__REQUIRED WORK__:
Please copy each line below that contains the string "Project".

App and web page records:
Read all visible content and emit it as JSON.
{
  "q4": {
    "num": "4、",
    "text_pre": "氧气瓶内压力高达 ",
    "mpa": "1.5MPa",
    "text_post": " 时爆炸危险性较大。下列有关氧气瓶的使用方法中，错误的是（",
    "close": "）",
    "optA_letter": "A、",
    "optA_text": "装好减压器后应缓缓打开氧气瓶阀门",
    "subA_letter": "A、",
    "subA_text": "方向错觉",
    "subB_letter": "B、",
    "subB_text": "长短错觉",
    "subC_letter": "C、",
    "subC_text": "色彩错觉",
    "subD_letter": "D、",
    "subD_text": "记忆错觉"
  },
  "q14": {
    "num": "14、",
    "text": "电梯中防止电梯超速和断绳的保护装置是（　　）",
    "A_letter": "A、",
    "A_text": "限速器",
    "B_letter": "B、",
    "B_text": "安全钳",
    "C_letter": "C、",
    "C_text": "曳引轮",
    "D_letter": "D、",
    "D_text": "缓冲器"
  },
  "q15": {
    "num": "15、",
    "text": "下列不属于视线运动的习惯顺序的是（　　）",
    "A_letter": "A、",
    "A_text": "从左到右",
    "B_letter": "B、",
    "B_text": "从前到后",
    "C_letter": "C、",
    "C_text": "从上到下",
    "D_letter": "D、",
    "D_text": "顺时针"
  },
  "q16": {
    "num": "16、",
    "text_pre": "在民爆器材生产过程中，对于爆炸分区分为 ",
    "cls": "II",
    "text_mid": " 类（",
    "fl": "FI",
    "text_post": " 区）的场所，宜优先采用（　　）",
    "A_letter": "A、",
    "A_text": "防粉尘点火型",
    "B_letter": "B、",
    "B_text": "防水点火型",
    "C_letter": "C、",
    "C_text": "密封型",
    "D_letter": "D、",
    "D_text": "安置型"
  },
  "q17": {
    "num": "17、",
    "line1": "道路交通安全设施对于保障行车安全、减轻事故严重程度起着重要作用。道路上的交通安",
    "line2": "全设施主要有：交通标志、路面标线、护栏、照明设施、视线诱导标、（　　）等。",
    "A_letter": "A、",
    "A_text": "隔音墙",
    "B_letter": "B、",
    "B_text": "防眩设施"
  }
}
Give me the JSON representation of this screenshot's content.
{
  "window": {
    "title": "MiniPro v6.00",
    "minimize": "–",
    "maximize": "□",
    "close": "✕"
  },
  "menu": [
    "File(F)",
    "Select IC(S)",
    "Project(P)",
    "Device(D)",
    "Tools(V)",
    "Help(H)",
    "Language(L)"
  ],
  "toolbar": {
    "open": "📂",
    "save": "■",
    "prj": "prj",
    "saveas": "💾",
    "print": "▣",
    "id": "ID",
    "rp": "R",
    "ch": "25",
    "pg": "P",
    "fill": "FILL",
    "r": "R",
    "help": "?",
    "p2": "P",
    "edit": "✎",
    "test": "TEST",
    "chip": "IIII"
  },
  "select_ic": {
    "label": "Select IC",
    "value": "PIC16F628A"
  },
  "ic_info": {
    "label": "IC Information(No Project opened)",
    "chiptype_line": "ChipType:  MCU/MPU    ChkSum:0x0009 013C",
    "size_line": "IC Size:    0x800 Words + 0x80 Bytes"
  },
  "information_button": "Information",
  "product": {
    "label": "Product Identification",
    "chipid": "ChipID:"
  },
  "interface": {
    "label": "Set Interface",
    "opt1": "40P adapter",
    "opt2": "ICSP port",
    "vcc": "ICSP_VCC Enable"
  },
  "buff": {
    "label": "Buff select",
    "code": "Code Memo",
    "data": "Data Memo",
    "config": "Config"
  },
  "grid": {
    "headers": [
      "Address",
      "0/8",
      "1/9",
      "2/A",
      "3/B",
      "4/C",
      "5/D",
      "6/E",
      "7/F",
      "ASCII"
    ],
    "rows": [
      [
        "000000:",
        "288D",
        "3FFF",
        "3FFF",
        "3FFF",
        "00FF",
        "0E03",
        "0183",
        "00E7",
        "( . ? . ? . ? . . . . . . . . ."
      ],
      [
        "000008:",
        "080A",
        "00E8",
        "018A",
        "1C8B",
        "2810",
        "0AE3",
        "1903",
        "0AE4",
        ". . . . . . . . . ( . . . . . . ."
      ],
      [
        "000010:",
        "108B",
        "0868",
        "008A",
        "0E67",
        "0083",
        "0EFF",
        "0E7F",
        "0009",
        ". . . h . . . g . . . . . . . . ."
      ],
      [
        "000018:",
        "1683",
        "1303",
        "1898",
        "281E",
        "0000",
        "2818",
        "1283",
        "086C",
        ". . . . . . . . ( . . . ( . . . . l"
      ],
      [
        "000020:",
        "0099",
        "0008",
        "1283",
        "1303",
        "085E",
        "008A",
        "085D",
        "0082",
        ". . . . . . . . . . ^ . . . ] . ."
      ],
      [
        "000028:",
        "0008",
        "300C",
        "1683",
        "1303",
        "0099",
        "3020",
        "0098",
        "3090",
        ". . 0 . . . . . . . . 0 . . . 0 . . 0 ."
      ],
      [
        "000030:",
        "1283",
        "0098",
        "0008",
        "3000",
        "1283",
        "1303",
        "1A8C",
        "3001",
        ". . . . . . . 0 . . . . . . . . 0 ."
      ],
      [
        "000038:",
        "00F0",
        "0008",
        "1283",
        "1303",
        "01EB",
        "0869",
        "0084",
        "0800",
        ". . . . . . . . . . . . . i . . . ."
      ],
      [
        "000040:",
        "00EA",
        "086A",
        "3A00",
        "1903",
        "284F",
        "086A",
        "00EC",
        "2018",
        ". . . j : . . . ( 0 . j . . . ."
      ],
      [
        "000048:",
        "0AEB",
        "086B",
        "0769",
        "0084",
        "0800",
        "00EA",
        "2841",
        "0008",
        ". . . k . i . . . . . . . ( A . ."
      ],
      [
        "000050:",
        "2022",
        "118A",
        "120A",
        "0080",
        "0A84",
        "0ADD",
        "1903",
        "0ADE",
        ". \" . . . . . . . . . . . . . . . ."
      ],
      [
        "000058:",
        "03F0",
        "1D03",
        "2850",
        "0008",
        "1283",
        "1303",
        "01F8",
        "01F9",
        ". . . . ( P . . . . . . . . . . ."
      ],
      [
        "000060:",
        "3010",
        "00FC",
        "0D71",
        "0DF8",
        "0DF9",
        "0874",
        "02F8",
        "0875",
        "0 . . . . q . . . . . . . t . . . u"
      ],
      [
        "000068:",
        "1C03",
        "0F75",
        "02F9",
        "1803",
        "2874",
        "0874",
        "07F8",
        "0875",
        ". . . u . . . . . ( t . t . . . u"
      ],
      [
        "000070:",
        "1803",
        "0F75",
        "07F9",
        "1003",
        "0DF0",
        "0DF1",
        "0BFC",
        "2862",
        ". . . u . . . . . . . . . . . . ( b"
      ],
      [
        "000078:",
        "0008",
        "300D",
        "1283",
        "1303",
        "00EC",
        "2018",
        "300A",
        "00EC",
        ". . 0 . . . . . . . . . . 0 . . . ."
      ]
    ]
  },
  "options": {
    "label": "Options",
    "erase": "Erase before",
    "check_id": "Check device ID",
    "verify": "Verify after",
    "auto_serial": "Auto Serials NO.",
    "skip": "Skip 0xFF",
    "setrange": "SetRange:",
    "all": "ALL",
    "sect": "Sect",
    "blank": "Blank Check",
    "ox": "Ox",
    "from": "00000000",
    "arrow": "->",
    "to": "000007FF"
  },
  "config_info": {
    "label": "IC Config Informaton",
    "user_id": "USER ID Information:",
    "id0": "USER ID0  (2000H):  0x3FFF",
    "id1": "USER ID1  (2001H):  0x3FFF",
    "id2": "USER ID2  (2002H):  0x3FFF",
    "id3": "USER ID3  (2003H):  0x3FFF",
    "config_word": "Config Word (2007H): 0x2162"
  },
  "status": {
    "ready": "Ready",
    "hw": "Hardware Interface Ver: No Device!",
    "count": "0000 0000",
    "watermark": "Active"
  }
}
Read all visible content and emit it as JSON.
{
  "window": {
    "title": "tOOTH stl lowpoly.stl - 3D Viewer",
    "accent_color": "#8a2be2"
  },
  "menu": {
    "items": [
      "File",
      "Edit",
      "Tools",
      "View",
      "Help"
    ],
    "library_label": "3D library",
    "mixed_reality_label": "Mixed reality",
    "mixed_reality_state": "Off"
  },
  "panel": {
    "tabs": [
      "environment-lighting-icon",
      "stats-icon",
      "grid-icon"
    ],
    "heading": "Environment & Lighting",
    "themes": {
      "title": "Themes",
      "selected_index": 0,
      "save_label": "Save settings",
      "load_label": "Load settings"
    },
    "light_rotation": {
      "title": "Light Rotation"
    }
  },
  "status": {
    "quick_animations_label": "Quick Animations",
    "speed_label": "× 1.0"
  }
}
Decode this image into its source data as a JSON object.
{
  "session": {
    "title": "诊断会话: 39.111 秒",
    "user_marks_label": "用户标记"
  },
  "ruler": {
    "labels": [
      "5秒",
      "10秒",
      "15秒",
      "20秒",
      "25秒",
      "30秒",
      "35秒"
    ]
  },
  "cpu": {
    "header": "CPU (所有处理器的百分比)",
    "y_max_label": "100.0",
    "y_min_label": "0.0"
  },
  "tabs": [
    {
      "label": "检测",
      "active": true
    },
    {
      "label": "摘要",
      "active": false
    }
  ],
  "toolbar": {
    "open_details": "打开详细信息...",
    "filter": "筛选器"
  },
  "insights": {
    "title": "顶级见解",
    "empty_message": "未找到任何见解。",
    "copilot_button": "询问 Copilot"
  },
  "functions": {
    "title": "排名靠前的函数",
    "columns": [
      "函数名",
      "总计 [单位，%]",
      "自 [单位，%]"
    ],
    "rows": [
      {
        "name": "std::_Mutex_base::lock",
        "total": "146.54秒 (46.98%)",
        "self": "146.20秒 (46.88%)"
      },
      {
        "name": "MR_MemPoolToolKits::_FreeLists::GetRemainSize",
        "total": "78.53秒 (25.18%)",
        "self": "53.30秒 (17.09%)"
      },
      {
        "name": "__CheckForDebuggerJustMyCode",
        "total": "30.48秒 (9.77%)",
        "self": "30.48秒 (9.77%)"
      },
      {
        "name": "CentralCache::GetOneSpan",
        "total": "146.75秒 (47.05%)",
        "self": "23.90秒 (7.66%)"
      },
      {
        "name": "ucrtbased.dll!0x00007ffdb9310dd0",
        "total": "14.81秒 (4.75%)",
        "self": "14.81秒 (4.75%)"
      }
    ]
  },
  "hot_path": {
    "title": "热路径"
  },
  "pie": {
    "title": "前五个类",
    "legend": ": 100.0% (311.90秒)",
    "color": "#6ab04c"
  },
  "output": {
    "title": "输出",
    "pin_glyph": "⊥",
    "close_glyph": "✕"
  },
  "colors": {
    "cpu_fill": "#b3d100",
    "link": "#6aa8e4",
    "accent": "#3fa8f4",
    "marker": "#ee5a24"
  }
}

__OUTPUT FOR THIS EXERCISE__:
    "Project(P)",
    "label": "IC Information(No Project opened)",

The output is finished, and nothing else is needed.